Lindgren, as you know, has a wipeout slider that has allowed him to pile up 41 strikeouts in only 20.2 pro innings (17.9 K/9 and 49.4 K%). Rumbelow has 72 strikeouts in 51.1 innings this year (12.6 K/9 and 35.0 K%) thanks to his big breaking curveball. Webb is another curveball guy. He’s struck out 89 in 64.1 innings (12.5 K/9 and 33.1 K%) during his meteoric rise this year. That’s the trademark right there. Strikeouts. The Yankees do as good a job as any team of digging up pitchers with present or future out pitches in the mid-to-late rounds of the draft, whether it be Rumbelow or Montgomery or Robertson. If you have one swing-and-miss pitch, you have a chance to help out of the bullpen. If you have two, you can dominate like Robertson and Betances.

“We’ve got some arms, no doubt about it,” said Brian Cashman to Nick Peruffo yesterday. “We had Webb here (at Double-A), and now he’s at Triple-A. Rumbelow is at Triple-A. These guys are pretty interesting characters in themselves, and we have some guys who could be moving up to Triple-A soon enough. I think a lot of the guys that you are seeing that have been here or are currently here, you have a chance to see as early as next year, and in some cases you can never rule anything out. We do have some left and right side arms that get asked a lot about, and that I’d certainly ask about a lot.”

Like the big league bullpen, the Yankees’ pool of minor league relief prospects has changed as the season as progressed. Montgomery and Ramirez in particular where expected to help at some point — Ramirez got a chance but it didn’t go well, it happens — while guys like Rumbelow and Webb were little more than interesting arms in Single-A back in April. I didn’t even know who Lindgren was in April and now he’s on the cusp of being a Yankee. Their rises combined with the fall of some upper level arms have given the Yankees a new-look crop of bullpen prospects these last four months.

2013 Draft: Yankees sign seventh round pick Nick Rumbelow

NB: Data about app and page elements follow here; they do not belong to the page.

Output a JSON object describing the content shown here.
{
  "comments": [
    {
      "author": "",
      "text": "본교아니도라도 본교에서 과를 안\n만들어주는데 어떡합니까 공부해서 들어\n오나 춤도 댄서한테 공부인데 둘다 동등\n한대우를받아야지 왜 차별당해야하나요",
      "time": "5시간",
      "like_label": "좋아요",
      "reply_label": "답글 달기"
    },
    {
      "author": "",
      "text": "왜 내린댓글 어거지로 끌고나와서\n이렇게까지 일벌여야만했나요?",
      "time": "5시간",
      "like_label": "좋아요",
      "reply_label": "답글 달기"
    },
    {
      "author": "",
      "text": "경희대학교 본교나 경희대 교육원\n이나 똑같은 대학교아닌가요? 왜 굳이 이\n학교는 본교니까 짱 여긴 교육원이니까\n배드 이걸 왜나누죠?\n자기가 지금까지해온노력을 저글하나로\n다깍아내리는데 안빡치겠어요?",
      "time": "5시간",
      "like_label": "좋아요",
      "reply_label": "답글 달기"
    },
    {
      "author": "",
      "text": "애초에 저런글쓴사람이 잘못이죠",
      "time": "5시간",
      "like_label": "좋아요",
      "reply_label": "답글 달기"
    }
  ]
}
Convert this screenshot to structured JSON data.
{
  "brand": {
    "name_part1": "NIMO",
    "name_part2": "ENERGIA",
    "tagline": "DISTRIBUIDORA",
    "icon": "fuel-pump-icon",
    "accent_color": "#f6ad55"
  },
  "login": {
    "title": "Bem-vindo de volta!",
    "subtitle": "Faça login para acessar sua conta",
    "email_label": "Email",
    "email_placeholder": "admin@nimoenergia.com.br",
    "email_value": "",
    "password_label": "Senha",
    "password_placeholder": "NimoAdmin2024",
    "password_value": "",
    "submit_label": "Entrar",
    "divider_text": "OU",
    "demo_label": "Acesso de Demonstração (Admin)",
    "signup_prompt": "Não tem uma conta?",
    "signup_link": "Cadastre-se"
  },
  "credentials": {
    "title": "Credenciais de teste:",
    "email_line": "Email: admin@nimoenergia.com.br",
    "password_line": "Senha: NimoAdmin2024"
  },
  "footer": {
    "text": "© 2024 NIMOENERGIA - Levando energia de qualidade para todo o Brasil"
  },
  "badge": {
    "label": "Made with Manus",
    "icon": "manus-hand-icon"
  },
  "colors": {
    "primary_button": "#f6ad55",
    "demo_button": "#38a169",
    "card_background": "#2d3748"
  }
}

Via K. Levine-Flandrup: The Yankees have signed seventh round pick Nick Rumbelow to a $100k bonus. Slot money for the 224th overall pick was just under $161k, so the junior right-hander from LSU saves the team a little bit of draft pool space.

Rumbelow, 21, pitched to a 3.31 ERA with 36 strikeouts and 15 walks in 32.2 relief innings for the Tigers this spring. “He flashes a quick arm with 94-95 mph heat … his top secondary pitch is a curveball that is inconsistent but at times shows power and comes out of the same release point as his fastball,” wrote Baseball America (subs. req’d) before the draft. LSU was eliminated from the College World Series just a few days ago, so the Yankees and Rumbelow had to wait for that to happen before hammering out a deal.

Keep tabs on the team’s draft pool with our 2013 Draft Pool page. Sandwich rounder Fresno State OF Aaron Judge is the team’s only unsigned player from the top ten rounds. Slot is just over $1.67M and New York has $1.989M worth of draft pool space remaining.